Our artist-in-residence TeZ featured on both the Business Times and NUS News

May 13, 2015

One of TeZ’s past works, an immersive spatial visualization of the vibratory motion of water under sonic stimulation

NUS resident-artist TeZ, also known as Maurizio Martinucci, may seem like a modern-day Leonardo Da Vinci to some. He has challenged many students’ assumptions while establishing fruitful ties with likeminded individuals across campus during his time with the Art/Science Residency Programme, which NUS conducts in partnership with ArtScience Museum at Marina Bay Sands.

“For me, art and science is the same thing, in my personal vision. It’s more like an approach to knowledge that uses different methods but the goal is the same,” said TeZ, who explained that the word “science” originates from the Latin word scientia, which means knowledge.

The Italian, whose background is in computer music, uses technology as a means of exploring perceptual effects and the relationship between sound, light and space. He uses custom-developed software and hardware, featuring original techniques of representing information through music and visualisation to investigate and magnify otherwise intangible expressions of vibrational phenomena.

Over the last three and a half months, he has established connections with other departments including the Interactive Digital Media Institute, Department of Communications and New Media, and the Keio-CUTE (Connective Ubiquitous Technology for Embodiments) Center, just to name a few.         

“All local interactions have certainly led to new ways of formulating questions and perspectives of my own work and I think I’ve contributed to the local scene too with my presence through talks, workshops and small prototypes,” TeZ said.

While at NUS, TeZ has been working on three projects that will form the foundation for future works: Bioluminescent Drifter Swarms—submersible robots that scientifically explore and report, through an orchestrated choreography of sound and light, their findings on an aquatic environment; Bioluminescent Plankton—creating movement in bioluminescent plankton that have been stimulated by sound waves; and Experimental Electroculture—exposing plants to light, sound and electricity to stimulate growth, an attempt to show the relationship between vibration and life.

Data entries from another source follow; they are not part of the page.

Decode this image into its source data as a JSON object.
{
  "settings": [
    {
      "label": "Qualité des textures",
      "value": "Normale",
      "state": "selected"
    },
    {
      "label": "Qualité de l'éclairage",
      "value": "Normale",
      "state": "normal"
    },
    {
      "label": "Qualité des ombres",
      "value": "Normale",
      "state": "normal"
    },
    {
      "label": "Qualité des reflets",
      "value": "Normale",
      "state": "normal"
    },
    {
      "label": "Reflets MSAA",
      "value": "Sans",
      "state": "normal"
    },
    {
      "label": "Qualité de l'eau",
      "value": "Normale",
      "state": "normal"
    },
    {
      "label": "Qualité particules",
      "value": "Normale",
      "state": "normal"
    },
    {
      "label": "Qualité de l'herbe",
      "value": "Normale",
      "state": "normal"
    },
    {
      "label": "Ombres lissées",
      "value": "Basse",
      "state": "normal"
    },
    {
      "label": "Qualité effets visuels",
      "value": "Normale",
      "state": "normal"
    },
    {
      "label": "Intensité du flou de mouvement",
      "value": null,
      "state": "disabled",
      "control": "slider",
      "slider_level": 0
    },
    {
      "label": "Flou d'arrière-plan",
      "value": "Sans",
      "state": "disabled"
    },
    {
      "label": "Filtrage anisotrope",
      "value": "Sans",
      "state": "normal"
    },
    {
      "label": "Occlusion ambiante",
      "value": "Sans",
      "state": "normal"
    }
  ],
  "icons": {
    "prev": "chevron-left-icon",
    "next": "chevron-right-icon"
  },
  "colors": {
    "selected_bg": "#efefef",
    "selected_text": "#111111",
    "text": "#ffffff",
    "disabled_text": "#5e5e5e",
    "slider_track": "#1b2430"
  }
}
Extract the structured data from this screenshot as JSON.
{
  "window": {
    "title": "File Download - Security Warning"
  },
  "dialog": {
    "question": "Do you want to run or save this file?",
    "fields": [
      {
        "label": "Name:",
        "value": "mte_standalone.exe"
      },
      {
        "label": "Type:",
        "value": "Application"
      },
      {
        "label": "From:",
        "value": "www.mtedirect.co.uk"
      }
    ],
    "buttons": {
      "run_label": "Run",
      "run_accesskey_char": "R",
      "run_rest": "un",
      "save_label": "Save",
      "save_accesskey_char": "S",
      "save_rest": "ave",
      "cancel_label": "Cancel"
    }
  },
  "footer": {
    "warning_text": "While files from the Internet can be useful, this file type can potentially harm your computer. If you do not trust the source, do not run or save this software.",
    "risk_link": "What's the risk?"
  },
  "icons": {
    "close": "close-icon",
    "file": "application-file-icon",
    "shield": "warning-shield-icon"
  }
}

Tembusu Fellow Dr Margaret Tan, who co-directs the Programme, believes that students will benefit from TeZ’s interdisciplinary approach to art. She said: “We hope their moments with TeZ will inspire the students to think out of their (disciplinary) boxes and for those working with TeZ on the workshop, to bring what they have discovered and learnt to their own practice.”

Student, guided by Tez, hacked the Maneki Neko (fortune cat) to turn it from a battery-operated to a solar-powered object; TeZ and students measuring plant growth in their Experimental Electroculture workshop.

First-year Faculty of Arts and Social Sciences students Lee Juin Bin and Lim Jun Yu participated in TeZ’s workshop because they wanted to try something new. Both have been working with TeZ on the Experimental Electroculture project, which tests the theory of electricity stimulating plant growth. Another application of the same theory is that of electro-acupuncture, where electricity is passed between acupuncture needles, which some believe improves the therapy’s outcome.

“The most important takeaway from this is to be curious about your surroundings. Don’t stop questioning what you have learnt and try to apply these lessons to the things around you,” said Jun Yu.

The students intend to continue with the Electroculture project even after TeZ returns to Amsterdam in mid-May, where he has resided since 2002.

The first Art/Science Residency Programme took place in 2012 and ArtScience Museum came on board as a partner in 2013. The University has a history of hosting art-science residencies, going as far back as 2008 under the auspices of the International Symposium of Electronic Art.

Text is taken from 'Where Art and Science Meet', NUS News (12 May, 2015) which can be found at https://news.nus.edu.sg/where-art-and-science-meet/

The Tembusu (Fagraea fragrans) is a large evergreen tree in the family Gentianaceae. It is native to Southeast Asia. Its trunk is dark brown, with deeply fissured bark, looking somewhat like a bittergourd. It grows in an irregular shape from 10 to 25m high. Its leaves are light green and oval in shape. Its yellowish flowers have a distinct fragrance and the fruits of the tree are bitter tasting red berries, which are eaten by birds and fruit bats.